WORK TO BE COMPLETED: Check each line of the material that follows, and copy those holding the string "none".

THE DATA:
Content starts
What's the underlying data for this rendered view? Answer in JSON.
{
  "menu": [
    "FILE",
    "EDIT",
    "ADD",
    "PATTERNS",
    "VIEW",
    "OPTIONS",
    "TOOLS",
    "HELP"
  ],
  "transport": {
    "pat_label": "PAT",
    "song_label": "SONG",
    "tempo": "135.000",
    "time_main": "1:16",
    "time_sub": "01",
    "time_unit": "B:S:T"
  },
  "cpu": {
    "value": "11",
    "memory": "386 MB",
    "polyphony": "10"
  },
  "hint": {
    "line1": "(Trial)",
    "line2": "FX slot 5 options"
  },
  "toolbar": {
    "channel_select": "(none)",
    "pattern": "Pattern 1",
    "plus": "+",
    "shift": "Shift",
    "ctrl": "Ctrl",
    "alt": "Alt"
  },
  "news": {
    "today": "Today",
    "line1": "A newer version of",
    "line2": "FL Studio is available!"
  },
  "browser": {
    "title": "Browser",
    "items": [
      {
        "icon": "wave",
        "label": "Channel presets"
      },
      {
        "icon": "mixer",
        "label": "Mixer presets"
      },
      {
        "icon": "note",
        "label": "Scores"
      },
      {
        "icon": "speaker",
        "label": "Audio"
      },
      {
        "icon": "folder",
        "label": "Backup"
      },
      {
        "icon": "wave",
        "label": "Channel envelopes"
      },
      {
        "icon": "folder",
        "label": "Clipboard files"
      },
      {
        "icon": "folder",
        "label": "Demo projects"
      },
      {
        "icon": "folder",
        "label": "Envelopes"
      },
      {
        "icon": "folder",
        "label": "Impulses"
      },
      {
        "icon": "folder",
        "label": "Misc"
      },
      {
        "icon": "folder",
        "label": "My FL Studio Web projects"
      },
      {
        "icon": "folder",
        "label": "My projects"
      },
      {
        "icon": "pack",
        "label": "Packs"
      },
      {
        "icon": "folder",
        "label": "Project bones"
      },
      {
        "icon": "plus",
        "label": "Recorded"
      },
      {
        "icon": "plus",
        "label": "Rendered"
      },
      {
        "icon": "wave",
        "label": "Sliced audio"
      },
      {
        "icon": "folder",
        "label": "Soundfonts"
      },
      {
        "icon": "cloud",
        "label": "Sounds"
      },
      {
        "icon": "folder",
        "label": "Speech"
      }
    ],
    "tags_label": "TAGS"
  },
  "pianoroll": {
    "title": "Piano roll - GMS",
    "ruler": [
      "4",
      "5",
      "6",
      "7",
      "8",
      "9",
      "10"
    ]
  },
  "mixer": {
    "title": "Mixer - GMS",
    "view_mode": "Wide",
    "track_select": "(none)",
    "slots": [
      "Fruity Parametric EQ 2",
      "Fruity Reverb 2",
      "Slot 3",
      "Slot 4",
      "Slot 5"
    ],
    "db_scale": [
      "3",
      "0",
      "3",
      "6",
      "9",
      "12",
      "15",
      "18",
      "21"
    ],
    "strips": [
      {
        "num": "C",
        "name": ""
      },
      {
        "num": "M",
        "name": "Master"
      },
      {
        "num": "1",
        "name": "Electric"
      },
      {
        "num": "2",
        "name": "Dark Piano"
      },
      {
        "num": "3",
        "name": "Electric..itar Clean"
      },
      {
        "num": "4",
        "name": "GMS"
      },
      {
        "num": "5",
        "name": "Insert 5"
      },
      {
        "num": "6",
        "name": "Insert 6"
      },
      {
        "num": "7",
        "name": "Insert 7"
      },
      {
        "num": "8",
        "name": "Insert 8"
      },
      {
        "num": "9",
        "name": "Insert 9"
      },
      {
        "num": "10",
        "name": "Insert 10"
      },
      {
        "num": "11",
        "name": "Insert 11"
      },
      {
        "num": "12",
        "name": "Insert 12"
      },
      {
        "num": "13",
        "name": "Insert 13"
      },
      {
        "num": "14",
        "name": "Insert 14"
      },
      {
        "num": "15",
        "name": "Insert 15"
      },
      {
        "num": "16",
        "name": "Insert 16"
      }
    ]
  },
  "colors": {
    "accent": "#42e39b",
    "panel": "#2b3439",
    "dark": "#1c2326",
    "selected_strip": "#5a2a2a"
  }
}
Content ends
EXERCISE SOLUTION:
    "channel_select": "(none)",
    "track_select": "(none)",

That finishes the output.